__What you will do__.
Return the listing beneath precisely, with every line intact.

__Input material__.
########
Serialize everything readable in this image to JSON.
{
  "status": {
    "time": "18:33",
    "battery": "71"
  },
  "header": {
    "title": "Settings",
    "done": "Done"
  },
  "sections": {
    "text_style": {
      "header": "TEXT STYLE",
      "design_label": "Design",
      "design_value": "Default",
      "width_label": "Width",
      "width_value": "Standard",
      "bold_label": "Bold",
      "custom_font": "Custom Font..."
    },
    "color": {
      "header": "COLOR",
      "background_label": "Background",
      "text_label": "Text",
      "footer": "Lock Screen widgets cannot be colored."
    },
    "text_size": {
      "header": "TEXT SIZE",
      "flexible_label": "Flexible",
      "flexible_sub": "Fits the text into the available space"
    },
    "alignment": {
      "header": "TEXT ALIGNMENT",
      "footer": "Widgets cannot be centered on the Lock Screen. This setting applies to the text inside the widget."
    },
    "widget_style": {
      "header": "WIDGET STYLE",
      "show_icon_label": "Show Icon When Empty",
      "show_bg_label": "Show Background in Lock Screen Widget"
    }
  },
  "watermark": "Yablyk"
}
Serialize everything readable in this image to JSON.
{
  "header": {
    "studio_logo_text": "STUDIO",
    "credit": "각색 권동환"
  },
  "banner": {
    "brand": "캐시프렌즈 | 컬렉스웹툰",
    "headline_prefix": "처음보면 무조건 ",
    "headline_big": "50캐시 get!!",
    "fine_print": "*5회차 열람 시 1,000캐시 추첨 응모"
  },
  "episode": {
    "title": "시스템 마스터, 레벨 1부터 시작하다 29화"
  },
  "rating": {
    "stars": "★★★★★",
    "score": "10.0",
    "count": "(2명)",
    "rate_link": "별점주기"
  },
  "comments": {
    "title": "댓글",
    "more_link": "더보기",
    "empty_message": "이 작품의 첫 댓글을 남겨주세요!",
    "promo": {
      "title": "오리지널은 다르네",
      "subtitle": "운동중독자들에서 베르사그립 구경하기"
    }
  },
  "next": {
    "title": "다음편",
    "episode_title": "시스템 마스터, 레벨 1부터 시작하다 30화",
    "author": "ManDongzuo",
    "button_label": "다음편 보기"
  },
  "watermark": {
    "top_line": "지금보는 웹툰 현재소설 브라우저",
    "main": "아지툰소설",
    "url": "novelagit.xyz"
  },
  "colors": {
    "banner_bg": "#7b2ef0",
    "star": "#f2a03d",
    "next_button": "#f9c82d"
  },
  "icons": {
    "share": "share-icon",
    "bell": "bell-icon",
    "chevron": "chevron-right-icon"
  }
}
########
__Your solution__.
Serialize everything readable in this image to JSON.
{
  "status": {
    "time": "18:33",
    "battery": "71"
  },
  "header": {
    "title": "Settings",
    "done": "Done"
  },
  "sections": {
    "text_style": {
      "header": "TEXT STYLE",
      "design_label": "Design",
      "design_value": "Default",
      "width_label": "Width",
      "width_value": "Standard",
      "bold_label": "Bold",
      "custom_font": "Custom Font..."
    },
    "color": {
      "header": "COLOR",
      "background_label": "Background",
      "text_label": "Text",
      "footer": "Lock Screen widgets cannot be colored."
    },
    "text_size": {
      "header": "TEXT SIZE",
      "flexible_label": "Flexible",
      "flexible_sub": "Fits the text into the available space"
    },
    "alignment": {
      "header": "TEXT ALIGNMENT",
      "footer": "Widgets cannot be centered on the Lock Screen. This setting applies to the text inside the widget."
    },
    "widget_style": {
      "header": "WIDGET STYLE",
      "show_icon_label": "Show Icon When Empty",
      "show_bg_label": "Show Background in Lock Screen Widget"
    }
  },
  "watermark": "Yablyk"
}
Serialize everything readable in this image to JSON.
{
  "header": {
    "studio_logo_text": "STUDIO",
    "credit": "각색 권동환"
  },
  "banner": {
    "brand": "캐시프렌즈 | 컬렉스웹툰",
    "headline_prefix": "처음보면 무조건 ",
    "headline_big": "50캐시 get!!",
    "fine_print": "*5회차 열람 시 1,000캐시 추첨 응모"
  },
  "episode": {
    "title": "시스템 마스터, 레벨 1부터 시작하다 29화"
  },
  "rating": {
    "stars": "★★★★★",
    "score": "10.0",
    "count": "(2명)",
    "rate_link": "별점주기"
  },
  "comments": {
    "title": "댓글",
    "more_link": "더보기",
    "empty_message": "이 작품의 첫 댓글을 남겨주세요!",
    "promo": {
      "title": "오리지널은 다르네",
      "subtitle": "운동중독자들에서 베르사그립 구경하기"
    }
  },
  "next": {
    "title": "다음편",
    "episode_title": "시스템 마스터, 레벨 1부터 시작하다 30화",
    "author": "ManDongzuo",
    "button_label": "다음편 보기"
  },
  "watermark": {
    "top_line": "지금보는 웹툰 현재소설 브라우저",
    "main": "아지툰소설",
    "url": "novelagit.xyz"
  },
  "colors": {
    "banner_bg": "#7b2ef0",
    "star": "#f2a03d",
    "next_button": "#f9c82d"
  },
  "icons": {
    "share": "share-icon",
    "bell": "bell-icon",
    "chevron": "chevron-right-icon"
  }
}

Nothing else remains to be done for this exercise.